Problem description:
The records below must be reproduced exactly, excluding any pictures.

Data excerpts
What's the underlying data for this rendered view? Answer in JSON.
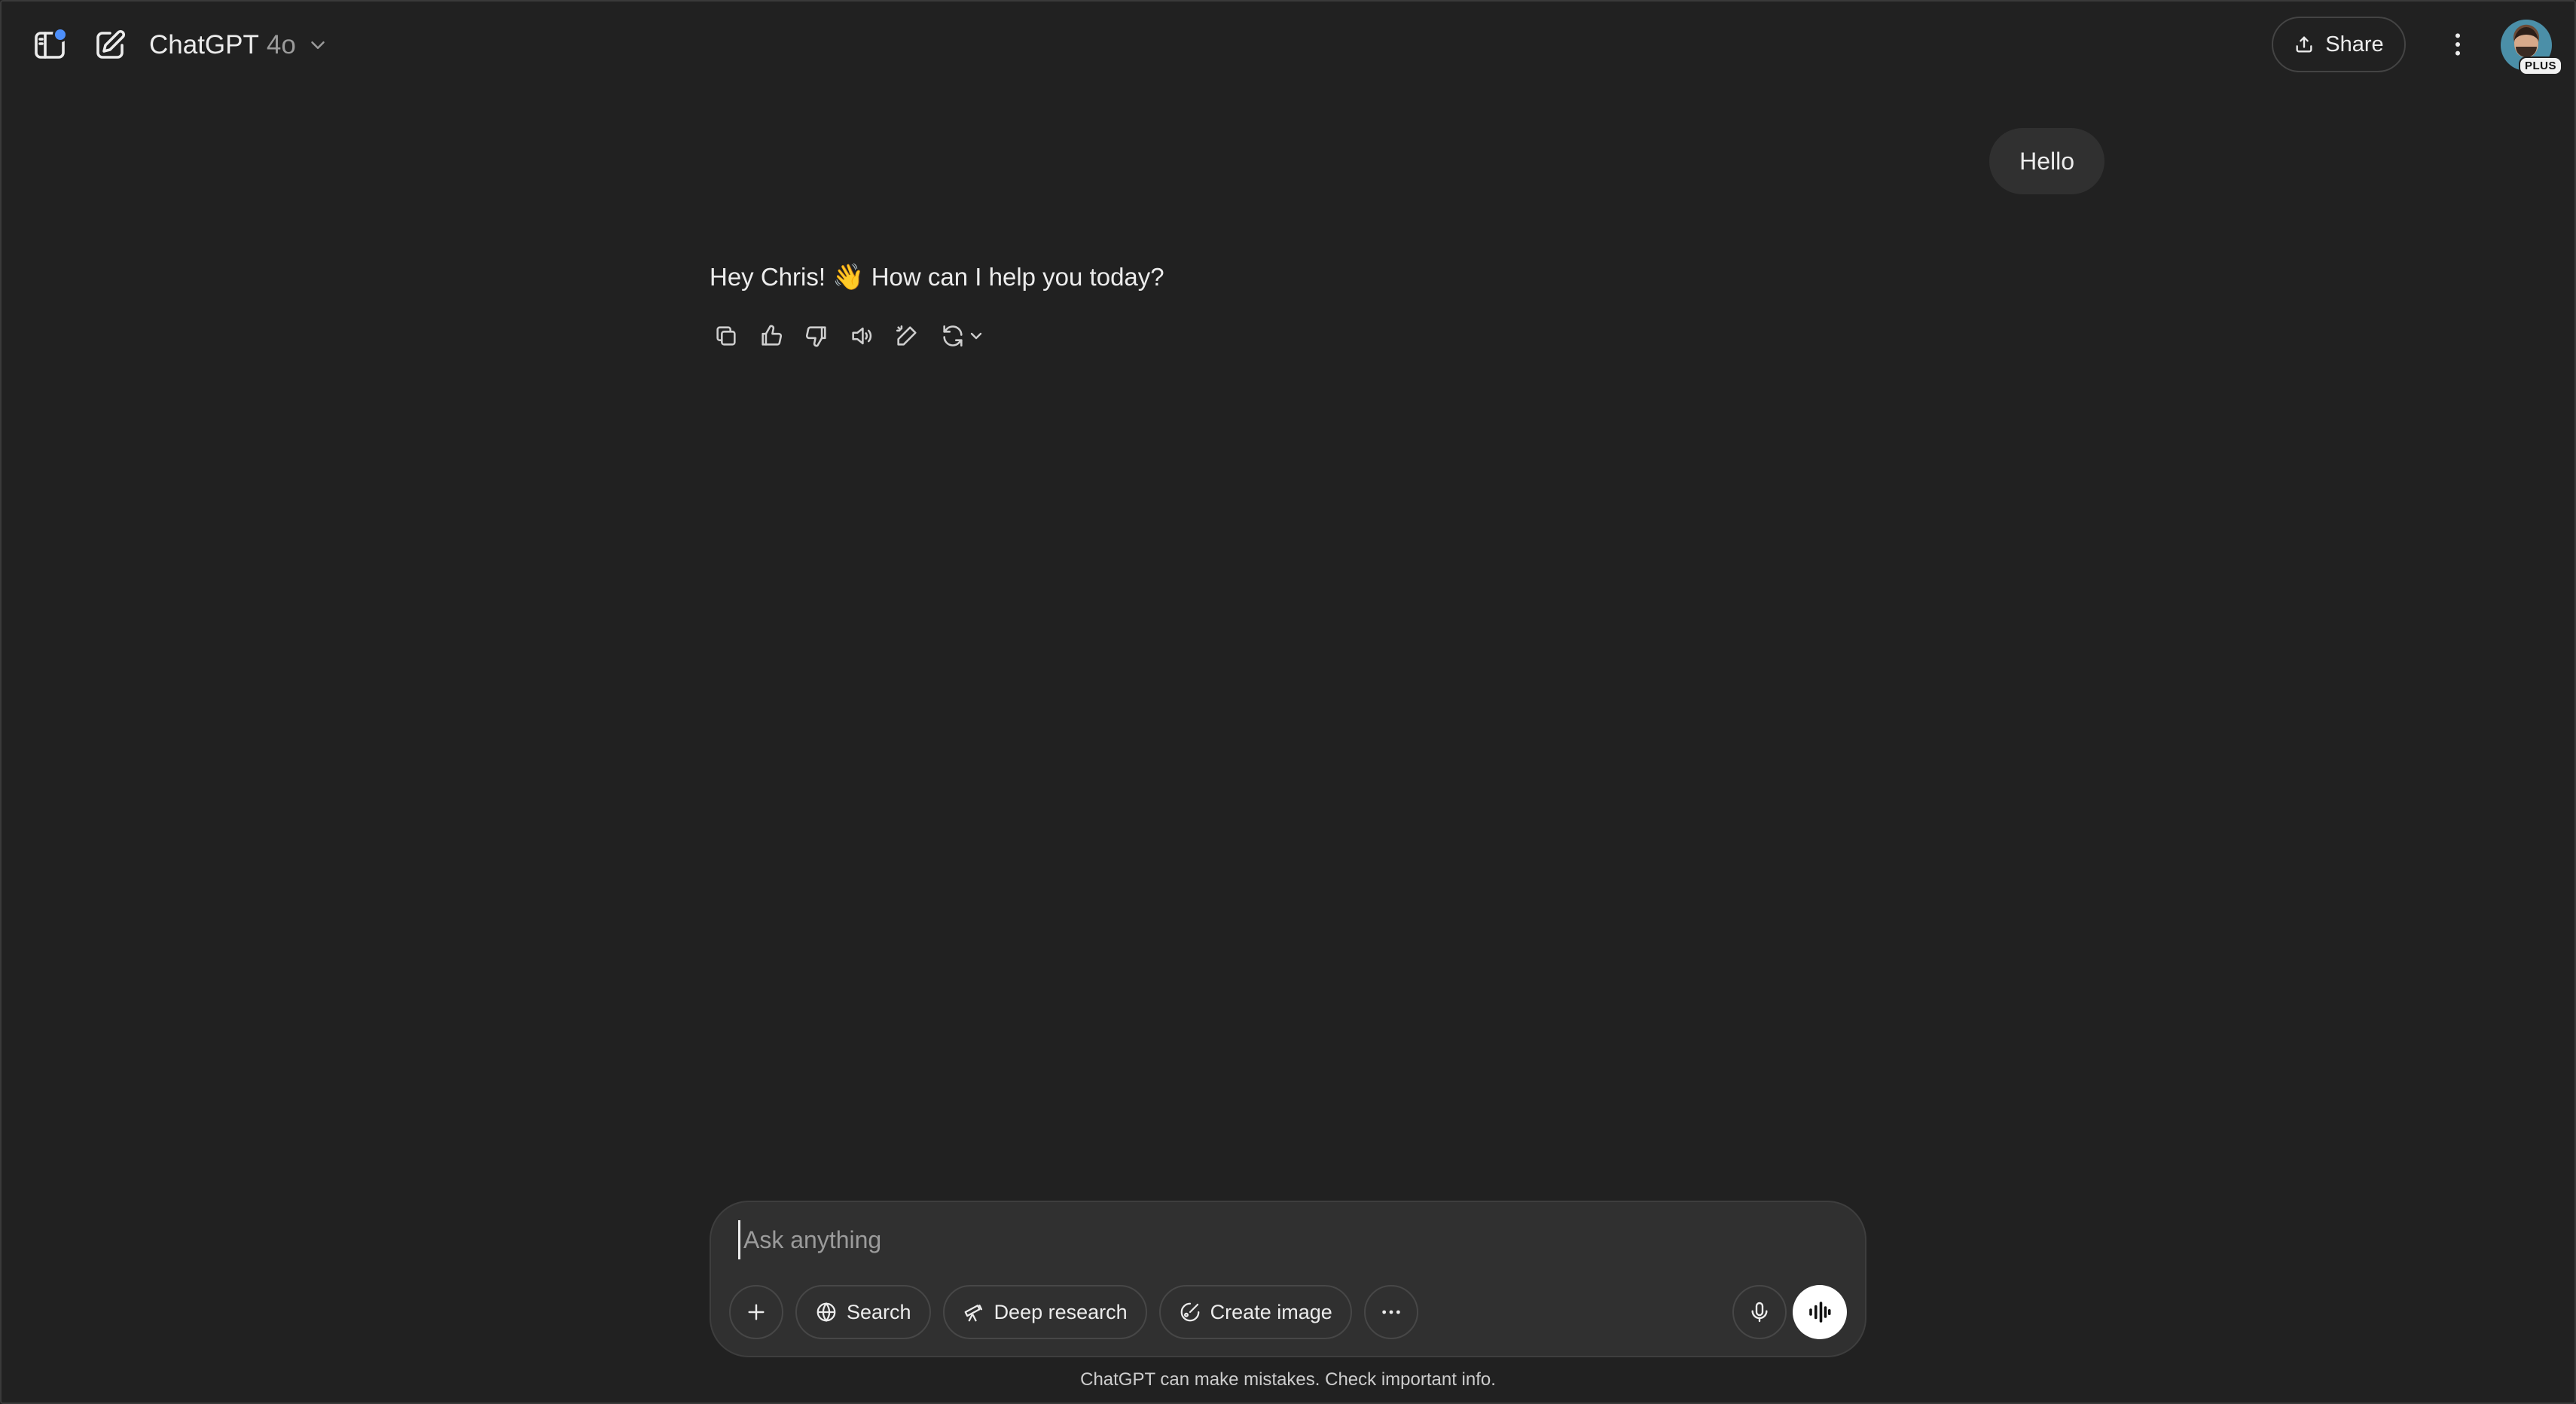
{
  "header": {
    "model_name": "ChatGPT",
    "model_version": "4o",
    "share_label": "Share",
    "avatar_badge": "PLUS"
  },
  "conversation": {
    "user_message": "Hello",
    "assistant_text": "Hey Chris!",
    "assistant_emoji": "👋",
    "assistant_text_after": "How can I help you today?"
  },
  "composer": {
    "placeholder": "Ask anything",
    "value": "",
    "tools": {
      "search_label": "Search",
      "deep_research_label": "Deep research",
      "create_image_label": "Create image"
    }
  },
  "footer": {
    "disclaimer": "ChatGPT can make mistakes. Check important info."
  },
  "icons": {
    "sidebar": "sidebar-icon",
    "new_chat": "new-chat-icon",
    "chevron": "chevron-down-icon",
    "share": "share-icon",
    "more": "more-vertical-icon",
    "copy": "copy-icon",
    "like": "thumbs-up-icon",
    "dislike": "thumbs-down-icon",
    "read_aloud": "speaker-icon",
    "edit": "edit-in-canvas-icon",
    "regenerate": "regenerate-icon",
    "plus": "plus-icon",
    "globe": "globe-icon",
    "telescope": "telescope-icon",
    "image": "image-brush-icon",
    "ellipsis": "more-horizontal-icon",
    "mic": "mic-icon",
    "voice": "voice-mode-icon"
  },
  "colors": {
    "background": "#212121",
    "surface": "#303030",
    "text": "#ececec",
    "muted": "#9b9b9b",
    "notification_dot": "#4d8ffa"
  }
}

Result:
What's the underlying data for this rendered view? Answer in JSON.
{
  "header": {
    "model_name": "ChatGPT",
    "model_version": "4o",
    "share_label": "Share",
    "avatar_badge": "PLUS"
  },
  "conversation": {
    "user_message": "Hello",
    "assistant_text": "Hey Chris!",
    "assistant_emoji": "👋",
    "assistant_text_after": "How can I help you today?"
  },
  "composer": {
    "placeholder": "Ask anything",
    "value": "",
    "tools": {
      "search_label": "Search",
      "deep_research_label": "Deep research",
      "create_image_label": "Create image"
    }
  },
  "footer": {
    "disclaimer": "ChatGPT can make mistakes. Check important info."
  },
  "icons": {
    "sidebar": "sidebar-icon",
    "new_chat": "new-chat-icon",
    "chevron": "chevron-down-icon",
    "share": "share-icon",
    "more": "more-vertical-icon",
    "copy": "copy-icon",
    "like": "thumbs-up-icon",
    "dislike": "thumbs-down-icon",
    "read_aloud": "speaker-icon",
    "edit": "edit-in-canvas-icon",
    "regenerate": "regenerate-icon",
    "plus": "plus-icon",
    "globe": "globe-icon",
    "telescope": "telescope-icon",
    "image": "image-brush-icon",
    "ellipsis": "more-horizontal-icon",
    "mic": "mic-icon",
    "voice": "voice-mode-icon"
  },
  "colors": {
    "background": "#212121",
    "surface": "#303030",
    "text": "#ececec",
    "muted": "#9b9b9b",
    "notification_dot": "#4d8ffa"
  }
}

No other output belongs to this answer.